PROBLEM DESCRIPTION: Looking at the entries, how many lines hold the word "Night"? State the number by itself.

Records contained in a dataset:
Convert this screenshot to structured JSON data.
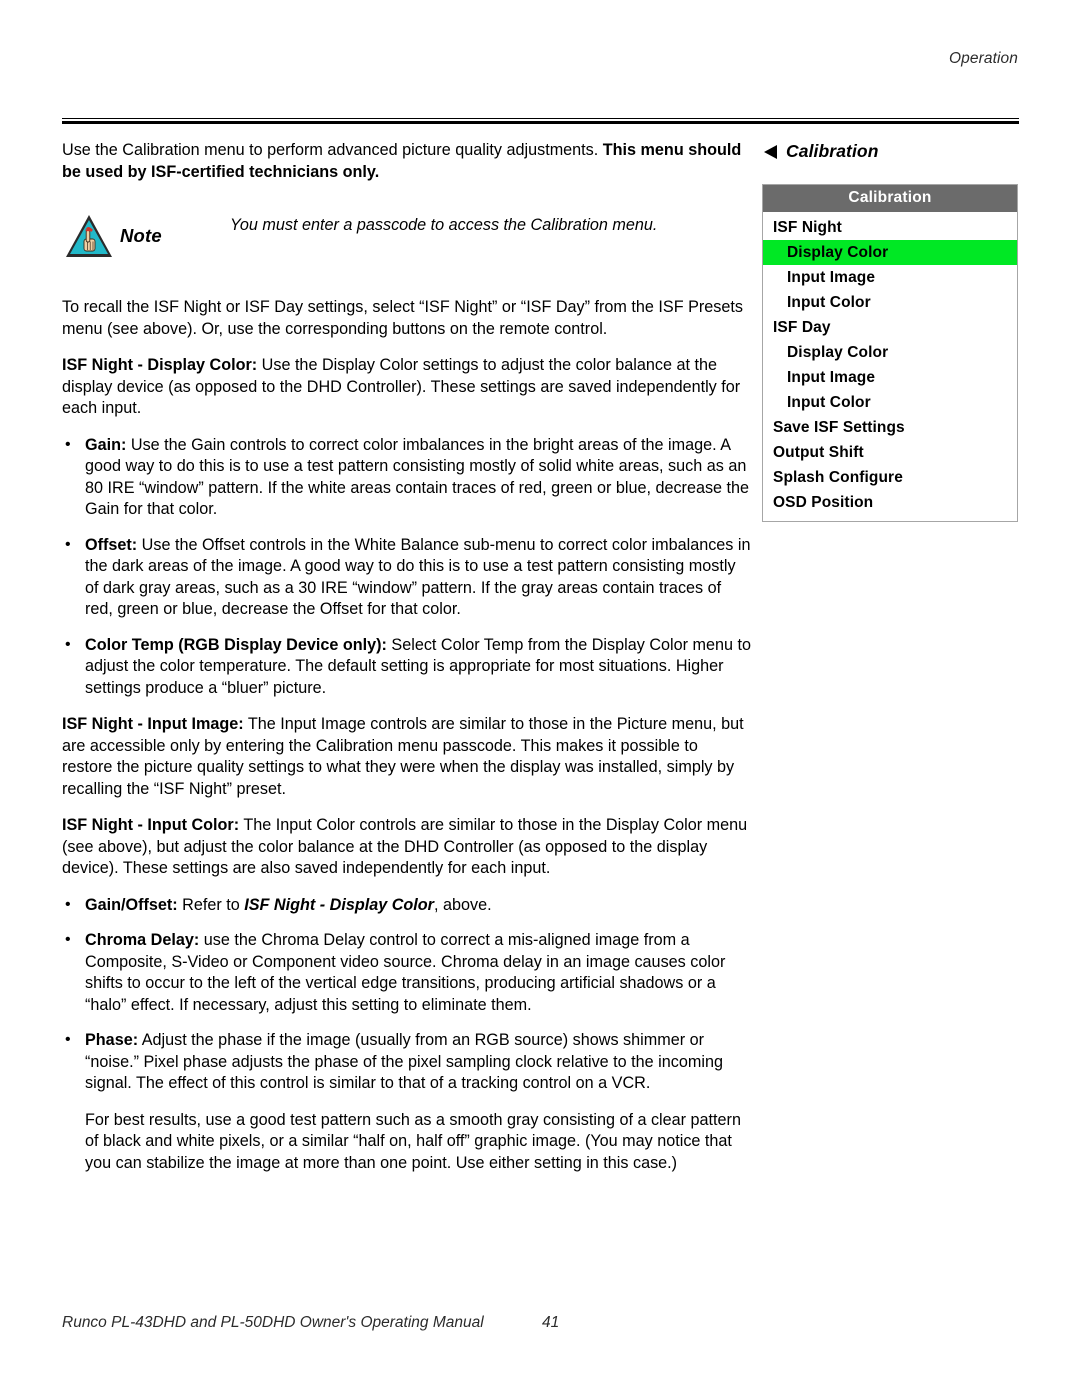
{
  "header": {
    "running_head": "Operation"
  },
  "intro": {
    "normal_1": "Use the Calibration menu to perform advanced picture quality adjustments. ",
    "bold_1": "This menu should be used by ISF-certified technicians only."
  },
  "note": {
    "icon": "note-hand-triangle-icon",
    "label": "Note",
    "text": "You must enter a passcode to access the Calibration menu."
  },
  "paragraphs": {
    "recall": "To recall the ISF Night or ISF Day settings, select “ISF Night” or “ISF Day” from the ISF Presets menu (see above). Or, use the corresponding buttons on the remote control.",
    "display_color_head": "ISF Night - Display Color:",
    "display_color_body": " Use the Display Color settings to adjust the color balance at the display device (as opposed to the DHD Controller). These settings are saved independently for each input.",
    "input_image_head": "ISF Night - Input Image:",
    "input_image_body": " The Input Image controls are similar to those in the Picture menu, but are accessible only by entering the Calibration menu passcode. This makes it possible to restore the picture quality settings to what they were when the display was installed, simply by recalling the “ISF Night” preset.",
    "input_color_head": "ISF Night - Input Color:",
    "input_color_body": " The Input Color controls are similar to those in the Display Color menu (see above), but adjust the color balance at the DHD Controller (as opposed to the display device). These settings are also saved independently for each input.",
    "best_results": "For best results, use a good test pattern such as a smooth gray consisting of a clear pattern of black and white pixels, or a similar “half on, half off” graphic image. (You may notice that you can stabilize the image at more than one point. Use either setting in this case.)"
  },
  "bullets_display_color": [
    {
      "head": "Gain:",
      "body": " Use the Gain controls to correct color imbalances in the bright areas of the image. A good way to do this is to use a test pattern consisting mostly of solid white areas, such as an 80 IRE “window” pattern. If the white areas contain traces of red, green or blue, decrease the Gain for that color."
    },
    {
      "head": "Offset:",
      "body": " Use the Offset controls in the White Balance sub-menu to correct color imbalances in the dark areas of the image. A good way to do this is to use a test pattern consisting mostly of dark gray areas, such as a 30 IRE “window” pattern. If the gray areas contain traces of red, green or blue, decrease the Offset for that color."
    },
    {
      "head": "Color Temp (RGB Display Device only):",
      "body": " Select Color Temp from the Display Color menu to adjust the color temperature. The default setting is appropriate for most situations. Higher settings produce a “bluer” picture."
    }
  ],
  "bullets_input_color": [
    {
      "head": "Gain/Offset:",
      "mid": " Refer to ",
      "emph": "ISF Night - Display Color",
      "tail": ", above."
    },
    {
      "head": "Chroma Delay:",
      "body": " use the Chroma Delay control to correct a mis-aligned image from a Composite, S-Video or Component video source. Chroma delay in an image causes color shifts to occur to the left of the vertical edge transitions, producing artificial shadows or a “halo” effect. If necessary, adjust this setting to eliminate them."
    },
    {
      "head": "Phase:",
      "body": " Adjust the phase if the image (usually from an RGB source) shows shimmer or “noise.” Pixel phase adjusts the phase of the pixel sampling clock relative to the incoming signal. The effect of this control is similar to that of a tracking control on a VCR."
    }
  ],
  "figure": {
    "caption": "Calibration",
    "pointer_icon": "triangle-left-icon",
    "menu": {
      "title": "Calibration",
      "selected_color": "#00e824",
      "title_bg": "#6b6b6b",
      "items": [
        {
          "label": "ISF Night",
          "indent": false,
          "selected": false
        },
        {
          "label": "Display Color",
          "indent": true,
          "selected": true
        },
        {
          "label": "Input Image",
          "indent": true,
          "selected": false
        },
        {
          "label": "Input Color",
          "indent": true,
          "selected": false
        },
        {
          "label": "ISF Day",
          "indent": false,
          "selected": false
        },
        {
          "label": "Display Color",
          "indent": true,
          "selected": false
        },
        {
          "label": "Input Image",
          "indent": true,
          "selected": false
        },
        {
          "label": "Input Color",
          "indent": true,
          "selected": false
        },
        {
          "label": "Save ISF Settings",
          "indent": false,
          "selected": false
        },
        {
          "label": "Output Shift",
          "indent": false,
          "selected": false
        },
        {
          "label": "Splash Configure",
          "indent": false,
          "selected": false
        },
        {
          "label": "OSD Position",
          "indent": false,
          "selected": false
        }
      ]
    }
  },
  "footer": {
    "title": "Runco PL-43DHD and PL-50DHD Owner's Operating Manual",
    "page": "41"
  }
}
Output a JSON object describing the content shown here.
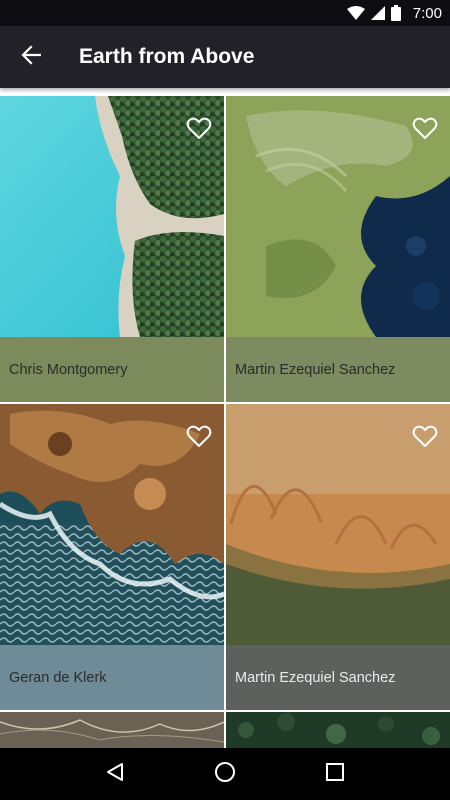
{
  "status_bar": {
    "time": "7:00",
    "icons": [
      "wifi-icon",
      "cell-signal-icon",
      "battery-icon"
    ]
  },
  "app_bar": {
    "back_icon": "arrow-back-icon",
    "title": "Earth from Above",
    "background": "#232128"
  },
  "photos": [
    {
      "author": "Chris Montgomery",
      "caption_color": "#7d8b5c",
      "caption_text_light": false,
      "scene": "lake-forest"
    },
    {
      "author": "Martin Ezequiel Sanchez",
      "caption_color": "#7e8a5f",
      "caption_text_light": false,
      "scene": "algae-water"
    },
    {
      "author": "Geran de Klerk",
      "caption_color": "#6f8b98",
      "caption_text_light": false,
      "scene": "rocky-coast"
    },
    {
      "author": "Martin Ezequiel Sanchez",
      "caption_color": "#5d605d",
      "caption_text_light": true,
      "scene": "sand-arcs"
    }
  ],
  "favorite_icon": "heart-outline-icon",
  "nav_bar": {
    "buttons": [
      "back-triangle-icon",
      "home-circle-icon",
      "recents-square-icon"
    ]
  }
}
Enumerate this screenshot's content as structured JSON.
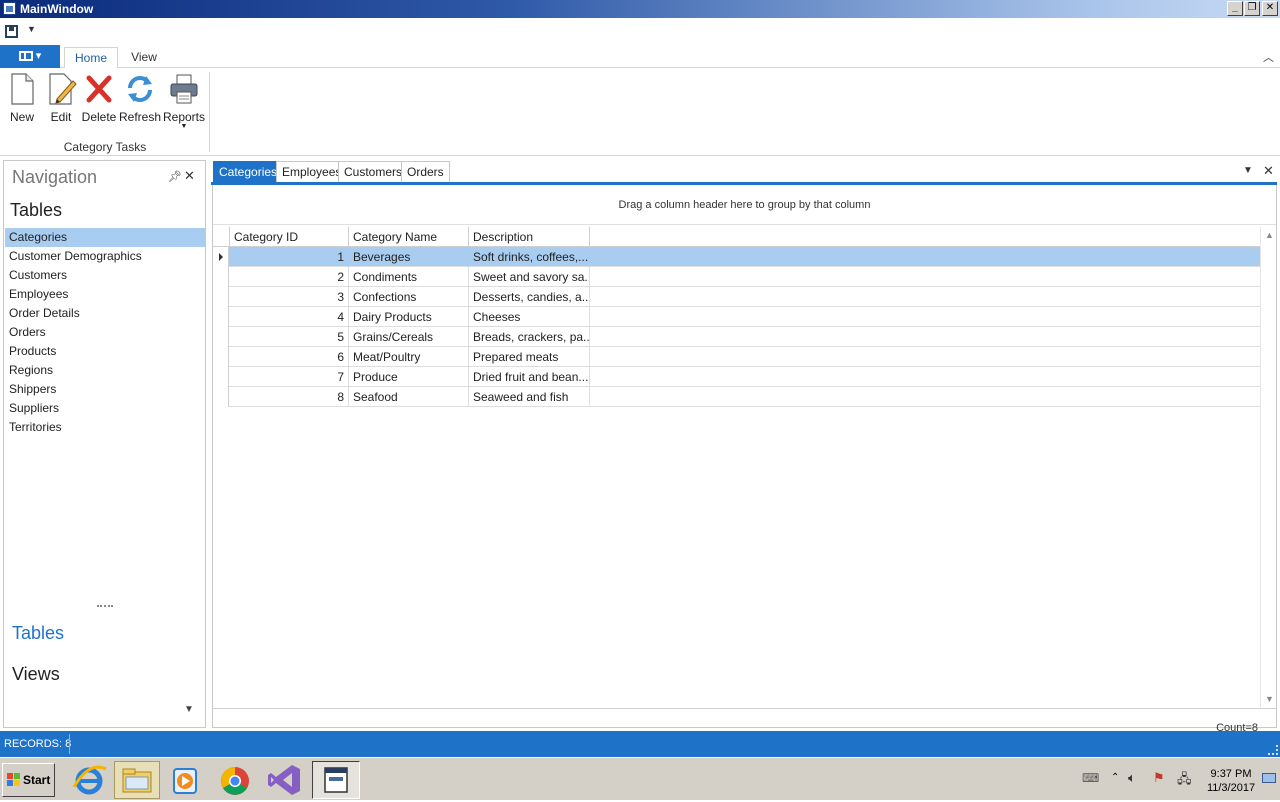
{
  "window": {
    "title": "MainWindow"
  },
  "ribbon": {
    "tabs": [
      {
        "label": "Home",
        "active": true
      },
      {
        "label": "View",
        "active": false
      }
    ],
    "buttons": [
      {
        "label": "New",
        "icon": "new-document-icon"
      },
      {
        "label": "Edit",
        "icon": "edit-pencil-icon"
      },
      {
        "label": "Delete",
        "icon": "delete-x-icon"
      },
      {
        "label": "Refresh",
        "icon": "refresh-icon"
      },
      {
        "label": "Reports",
        "icon": "printer-icon"
      }
    ],
    "group_label": "Category Tasks"
  },
  "navigation": {
    "caption": "Navigation",
    "group_title": "Tables",
    "items": [
      {
        "label": "Categories",
        "selected": true
      },
      {
        "label": "Customer Demographics"
      },
      {
        "label": "Customers"
      },
      {
        "label": "Employees"
      },
      {
        "label": "Order Details"
      },
      {
        "label": "Orders"
      },
      {
        "label": "Products"
      },
      {
        "label": "Regions"
      },
      {
        "label": "Shippers"
      },
      {
        "label": "Suppliers"
      },
      {
        "label": "Territories"
      }
    ],
    "groups": [
      {
        "label": "Tables",
        "active": true
      },
      {
        "label": "Views",
        "active": false
      }
    ]
  },
  "document": {
    "tabs": [
      {
        "label": "Categories",
        "active": true
      },
      {
        "label": "Employees"
      },
      {
        "label": "Customers"
      },
      {
        "label": "Orders"
      }
    ],
    "group_panel_text": "Drag a column header here to group by that column",
    "columns": [
      "Category ID",
      "Category Name",
      "Description"
    ],
    "rows": [
      {
        "id": "1",
        "name": "Beverages",
        "description": "Soft drinks, coffees,...",
        "selected": true
      },
      {
        "id": "2",
        "name": "Condiments",
        "description": "Sweet and savory sa..."
      },
      {
        "id": "3",
        "name": "Confections",
        "description": "Desserts, candies, a..."
      },
      {
        "id": "4",
        "name": "Dairy Products",
        "description": "Cheeses"
      },
      {
        "id": "5",
        "name": "Grains/Cereals",
        "description": "Breads, crackers, pa..."
      },
      {
        "id": "6",
        "name": "Meat/Poultry",
        "description": "Prepared meats"
      },
      {
        "id": "7",
        "name": "Produce",
        "description": "Dried fruit and bean..."
      },
      {
        "id": "8",
        "name": "Seafood",
        "description": "Seaweed and fish"
      }
    ],
    "count_text": "Count=8"
  },
  "statusbar": {
    "records": "RECORDS: 8"
  },
  "taskbar": {
    "start_label": "Start",
    "apps": [
      "internet-explorer-icon",
      "file-explorer-icon",
      "media-player-icon",
      "chrome-icon",
      "visual-studio-icon",
      "app-window-icon"
    ],
    "clock_time": "9:37 PM",
    "clock_date": "11/3/2017"
  },
  "colors": {
    "accent": "#1e73c8",
    "selection": "#a9cdf0",
    "delete_red": "#d9302a"
  }
}
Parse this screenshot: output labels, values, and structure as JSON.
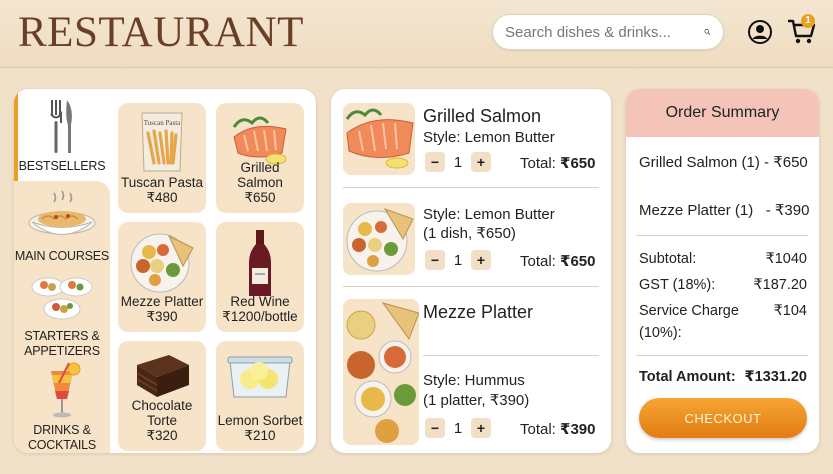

SOLUTION: 7